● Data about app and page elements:
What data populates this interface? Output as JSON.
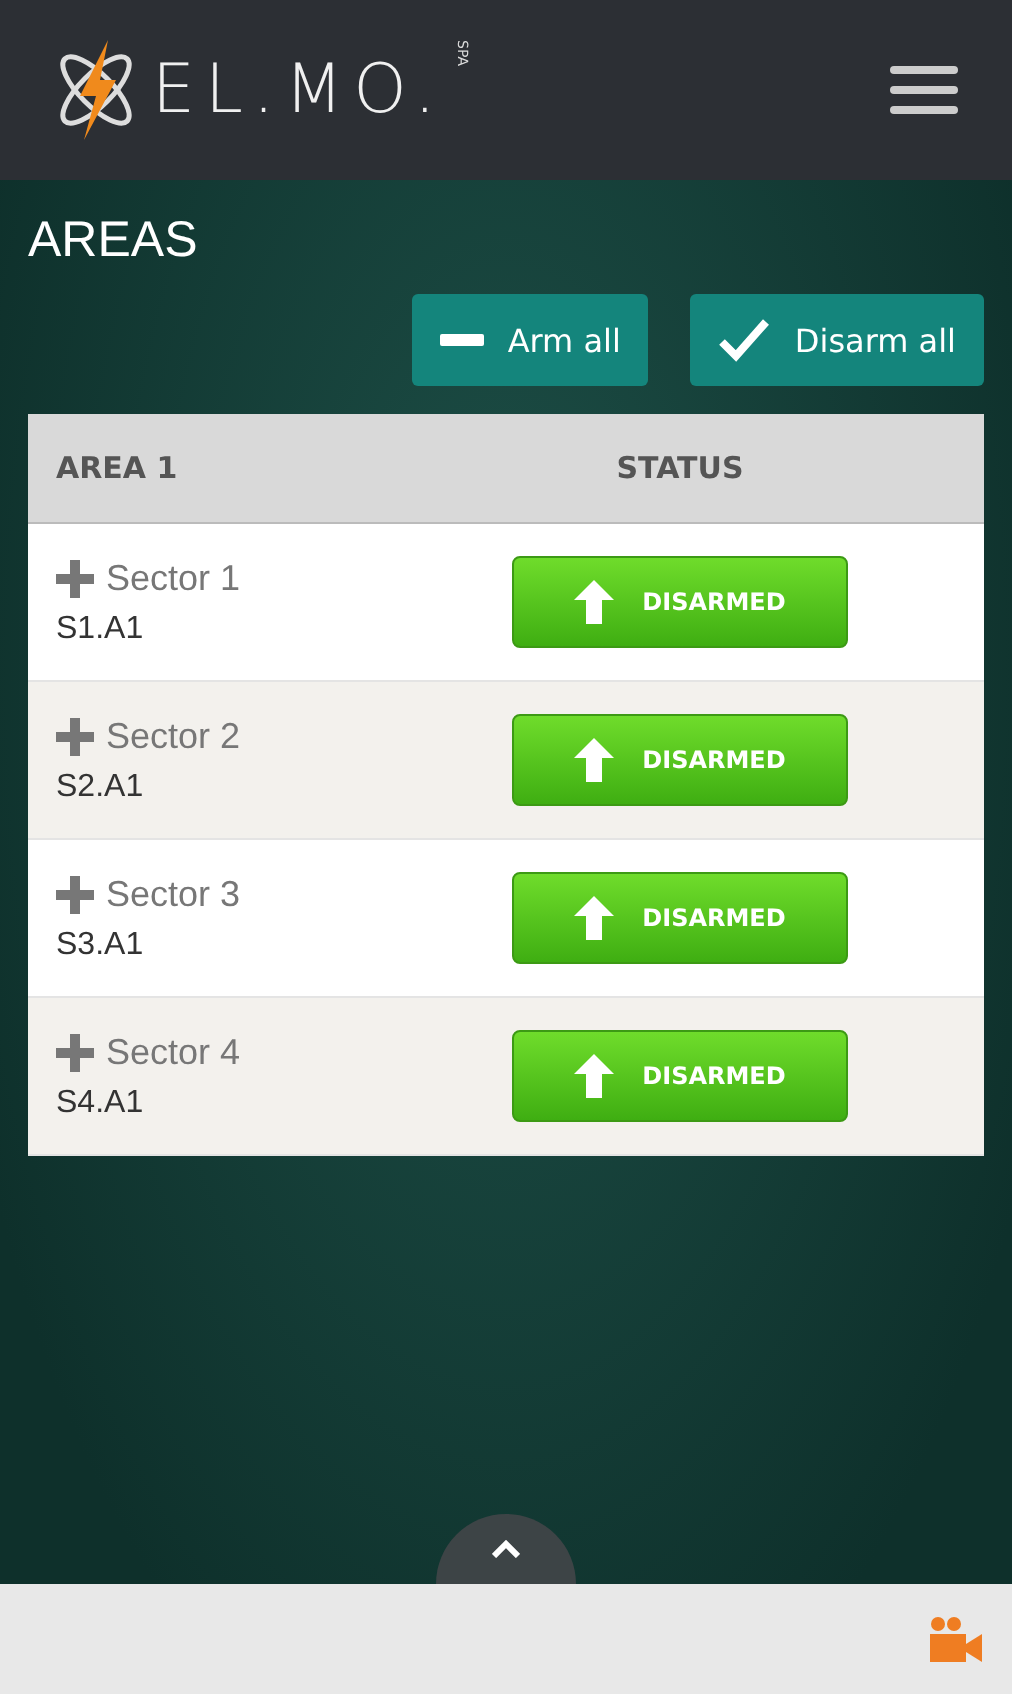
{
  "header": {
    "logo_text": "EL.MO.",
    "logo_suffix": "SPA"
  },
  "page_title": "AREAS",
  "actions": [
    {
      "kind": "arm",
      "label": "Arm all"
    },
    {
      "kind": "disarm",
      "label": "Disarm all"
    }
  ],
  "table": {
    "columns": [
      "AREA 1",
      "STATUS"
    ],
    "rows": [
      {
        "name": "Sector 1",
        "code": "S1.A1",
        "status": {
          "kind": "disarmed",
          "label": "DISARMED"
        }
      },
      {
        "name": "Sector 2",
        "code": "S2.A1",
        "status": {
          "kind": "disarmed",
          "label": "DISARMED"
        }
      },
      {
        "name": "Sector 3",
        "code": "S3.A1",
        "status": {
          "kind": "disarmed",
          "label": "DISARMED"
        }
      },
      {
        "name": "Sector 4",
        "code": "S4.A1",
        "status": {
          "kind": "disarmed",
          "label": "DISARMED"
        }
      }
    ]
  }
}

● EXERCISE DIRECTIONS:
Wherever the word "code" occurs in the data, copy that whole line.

● SOLUTION TO THIS TASK:
        "code": "S1.A1",
        "code": "S2.A1",
        "code": "S3.A1",
        "code": "S4.A1",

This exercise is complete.